Recommended foods include:

  • Fish: high in protein and EPA; prepare any way except fried
  • Fowl: select the breast, avoid the dark meat, do not eat the skin, and cook any way except fried
  • Lean meat:  broil or roast; consume small portion —  no more than 4 oz.
  • Tinkyada rice pasta; not gluten, no spicy sauces
  • Peeled organic fruit
  • Steamed vegetables: avoid brussels sprouts, cabbage, broccoli and cauliflower
  • Coconut and goat milk products
  • Well-cooked beans

Foods that commonly cause flare-ups:

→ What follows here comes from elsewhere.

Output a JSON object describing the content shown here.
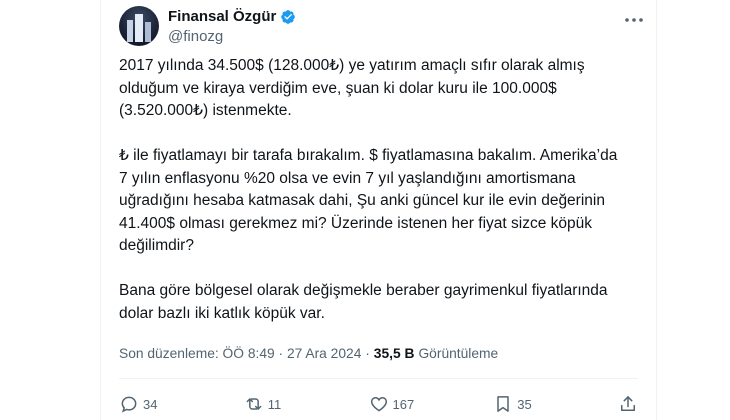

  • Spicy foods
  • Sugar
  • Wheat
  • Soy
  • Cow Dairy
  • Alcohol
  • Chocolate
  • Caffeine
  • Raw vegetables
  • Stringy meats
  • Nuts and seeds
  • Fatty meats
  • Dry fruit and certain raw fruits
  • Diet beverages
  • Food additives
  • MSG
  • Processed meats
  • Shellfish
  • Beets/beet juice
  • Raspberries
  • Corn
  • Blackberries
  • Cabbage

Crohn’s Disease Sample Meal Plan

Breakfast

2-3 poached eggs
½ avocado
1 cup goat yogurt with sliced apples and 1 tsp. chia seeds

Lunch

Homemade chicken vegetable soup

3:00 Snack

Goat kefir

Dinner

Wild salmon

1 baked sweet potato with grass-fed butter

Steamed green beans

The Supplement Program for IBS, Colitis, Crohn’s Disease and Ulcerative Colitis

IBS results in malabsorption. Nutrients from food are not efficiently absorbed into the bloodstream. Children with IBS often have developmental problems due to the malabsorption associated with the disease. If the mineral zinc is consistently short due to poor absorption, physical development of some organs, such as genitals, will be delayed and possibly incomplete for life.

1. Juicer J8006

Juicing allows an easy way to absorb vitamins and minerals. This is the juicer we all own at Swanson Health Center, and the reason is that it is designed for juicing greens. We do not recommend doing high sugar juicing, and instead recommend focusing on romaine, collard greens, celery, cucumber, carrots, ginger, lemon and green apples.

2. VSL#3

To build up intestinal flora often lacking with these health-issues

3. C-Salts Buffered vitamin C, Zinc Picolinate and Life-Flo Magnesium Oil

  

The combination of vitamin C, zinc and magnesium increase the production of GABA, preventing high glutamate levels and therefore inflammation. Each one of these in particular are designed for less than optimal digestion.

 

Sources

1. http://www.nytimes.com/2005/08/24/health/24iht-snbrain.html?pagewanted=all

Print Friendly